U.S. Classification711/162
International ClassificationG06F13/00
Cooperative ClassificationG06F11/1469, G06F11/1461, G06F11/1456, G06F11/1471, G06F2201/835, G06F11/1435

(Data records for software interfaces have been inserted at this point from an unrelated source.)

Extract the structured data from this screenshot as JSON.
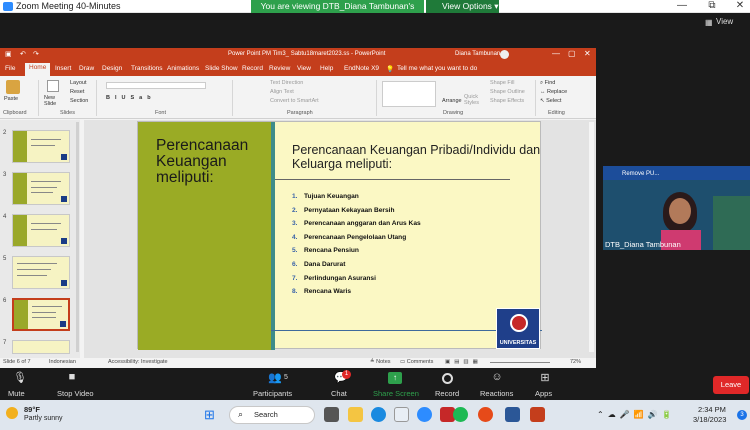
{
  "zoom": {
    "title": "Zoom Meeting 40-Minutes",
    "viewing": "You are viewing DTB_Diana Tambunan's screen",
    "view_options": "View Options",
    "view": "View",
    "minimize": "—",
    "maximize": "⧉",
    "close": "✕"
  },
  "ppt": {
    "title": "Power Point PM Tim3_ Sabtu18maret2023.ss  -  PowerPoint",
    "user": "Diana Tambunan",
    "tabs": [
      "File",
      "Home",
      "Insert",
      "Draw",
      "Design",
      "Transitions",
      "Animations",
      "Slide Show",
      "Record",
      "Review",
      "View",
      "Help",
      "EndNote X9"
    ],
    "tell": "Tell me what you want to do",
    "ribbon": {
      "paste": "Paste",
      "new_slide": "New\nSlide",
      "layout": "Layout",
      "reset": "Reset",
      "section": "Section",
      "text_direction": "Text Direction",
      "align_text": "Align Text",
      "smartart": "Convert to SmartArt",
      "arrange": "Arrange",
      "quick_styles": "Quick\nStyles",
      "shape_fill": "Shape Fill",
      "shape_outline": "Shape Outline",
      "shape_effects": "Shape Effects",
      "find": "Find",
      "replace": "Replace",
      "select": "Select",
      "groups": [
        "Clipboard",
        "Slides",
        "Font",
        "Paragraph",
        "Drawing",
        "Editing"
      ]
    },
    "thumb_numbers": [
      "2",
      "3",
      "4",
      "5",
      "6",
      "7"
    ],
    "slide": {
      "left_title": "Perencanaan Keuangan meliputi:",
      "right_title": "Perencanaan Keuangan Pribadi/Individu dan Keluarga meliputi:",
      "items": [
        {
          "n": "1.",
          "t": "Tujuan Keuangan"
        },
        {
          "n": "2.",
          "t": "Pernyataan Kekayaan Bersih"
        },
        {
          "n": "3.",
          "t": "Perencanaan anggaran dan Arus Kas"
        },
        {
          "n": "4.",
          "t": "Perencanaan Pengelolaan Utang"
        },
        {
          "n": "5.",
          "t": "Rencana Pensiun"
        },
        {
          "n": "6.",
          "t": "Dana Darurat"
        },
        {
          "n": "7.",
          "t": "Perlindungan Asuransi"
        },
        {
          "n": "8.",
          "t": "Rencana Waris"
        }
      ],
      "logo_text": "UNIVERSITAS"
    },
    "status": {
      "slide": "Slide 6 of 7",
      "lang": "Indonesian",
      "access": "Accessibility: Investigate",
      "notes": "Notes",
      "comments": "Comments",
      "zoom": "72%"
    }
  },
  "video": {
    "name": "DTB_Diana Tambunan",
    "remove": "Remove PU..."
  },
  "toolbar": {
    "mute": "Mute",
    "stop_video": "Stop Video",
    "participants": "Participants",
    "participants_count": "5",
    "chat": "Chat",
    "chat_badge": "1",
    "share": "Share Screen",
    "record": "Record",
    "reactions": "Reactions",
    "apps": "Apps",
    "leave": "Leave"
  },
  "taskbar": {
    "temp": "89°F",
    "weather": "Partly sunny",
    "search": "Search",
    "time": "2:34 PM",
    "date": "3/18/2023",
    "badge": "3"
  }
}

European ClassificationG06F11/14A8F, G06F11/14A12